#### Data excerpts ####

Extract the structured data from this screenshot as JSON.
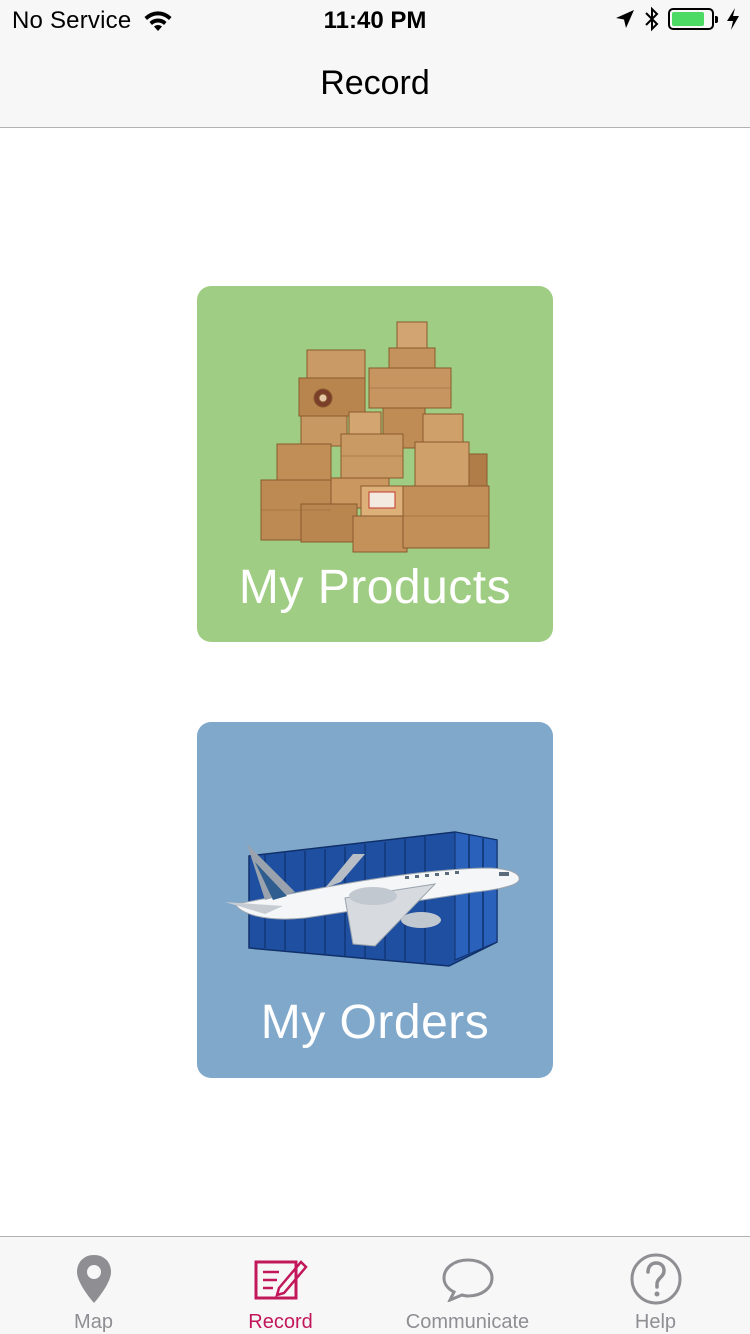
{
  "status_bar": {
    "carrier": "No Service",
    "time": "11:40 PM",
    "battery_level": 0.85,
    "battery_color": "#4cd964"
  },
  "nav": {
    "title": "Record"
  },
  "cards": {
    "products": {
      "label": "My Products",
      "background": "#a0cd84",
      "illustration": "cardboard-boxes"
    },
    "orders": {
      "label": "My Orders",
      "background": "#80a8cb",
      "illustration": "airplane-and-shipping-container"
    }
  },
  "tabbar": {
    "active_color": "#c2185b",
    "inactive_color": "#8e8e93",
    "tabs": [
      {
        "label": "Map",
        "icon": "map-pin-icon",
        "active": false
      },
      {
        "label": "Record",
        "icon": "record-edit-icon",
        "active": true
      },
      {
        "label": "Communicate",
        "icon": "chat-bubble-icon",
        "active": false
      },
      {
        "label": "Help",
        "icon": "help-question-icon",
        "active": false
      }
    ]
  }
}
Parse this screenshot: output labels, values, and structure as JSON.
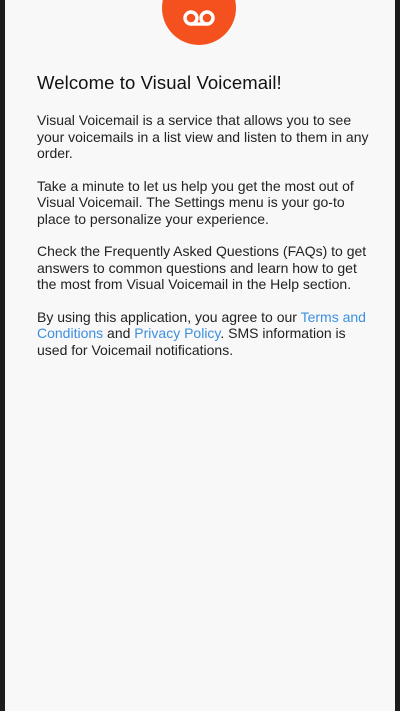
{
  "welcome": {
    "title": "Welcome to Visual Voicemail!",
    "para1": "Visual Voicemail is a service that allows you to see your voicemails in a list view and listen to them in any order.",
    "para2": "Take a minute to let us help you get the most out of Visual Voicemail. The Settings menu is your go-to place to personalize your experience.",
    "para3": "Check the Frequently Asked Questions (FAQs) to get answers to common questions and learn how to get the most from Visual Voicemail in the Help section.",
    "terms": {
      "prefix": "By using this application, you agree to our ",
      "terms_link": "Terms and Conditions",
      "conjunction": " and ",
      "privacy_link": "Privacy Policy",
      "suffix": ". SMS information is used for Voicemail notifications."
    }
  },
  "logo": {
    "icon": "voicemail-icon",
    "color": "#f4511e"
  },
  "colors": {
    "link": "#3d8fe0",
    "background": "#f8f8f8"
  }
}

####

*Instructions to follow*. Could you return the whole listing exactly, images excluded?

*Task answer*.
Extract the structured data from this screenshot as JSON.
{
  "status_bar": {
    "carrier": "No Service",
    "time": "11:40 PM",
    "battery_level": 0.85,
    "battery_color": "#4cd964"
  },
  "nav": {
    "title": "Record"
  },
  "cards": {
    "products": {
      "label": "My Products",
      "background": "#a0cd84",
      "illustration": "cardboard-boxes"
    },
    "orders": {
      "label": "My Orders",
      "background": "#80a8cb",
      "illustration": "airplane-and-shipping-container"
    }
  },
  "tabbar": {
    "active_color": "#c2185b",
    "inactive_color": "#8e8e93",
    "tabs": [
      {
        "label": "Map",
        "icon": "map-pin-icon",
        "active": false
      },
      {
        "label": "Record",
        "icon": "record-edit-icon",
        "active": true
      },
      {
        "label": "Communicate",
        "icon": "chat-bubble-icon",
        "active": false
      },
      {
        "label": "Help",
        "icon": "help-question-icon",
        "active": false
      }
    ]
  }
}
Parse this screenshot: output labels, values, and structure as JSON.
{
  "welcome": {
    "title": "Welcome to Visual Voicemail!",
    "para1": "Visual Voicemail is a service that allows you to see your voicemails in a list view and listen to them in any order.",
    "para2": "Take a minute to let us help you get the most out of Visual Voicemail. The Settings menu is your go-to place to personalize your experience.",
    "para3": "Check the Frequently Asked Questions (FAQs) to get answers to common questions and learn how to get the most from Visual Voicemail in the Help section.",
    "terms": {
      "prefix": "By using this application, you agree to our ",
      "terms_link": "Terms and Conditions",
      "conjunction": " and ",
      "privacy_link": "Privacy Policy",
      "suffix": ". SMS information is used for Voicemail notifications."
    }
  },
  "logo": {
    "icon": "voicemail-icon",
    "color": "#f4511e"
  },
  "colors": {
    "link": "#3d8fe0",
    "background": "#f8f8f8"
  }
}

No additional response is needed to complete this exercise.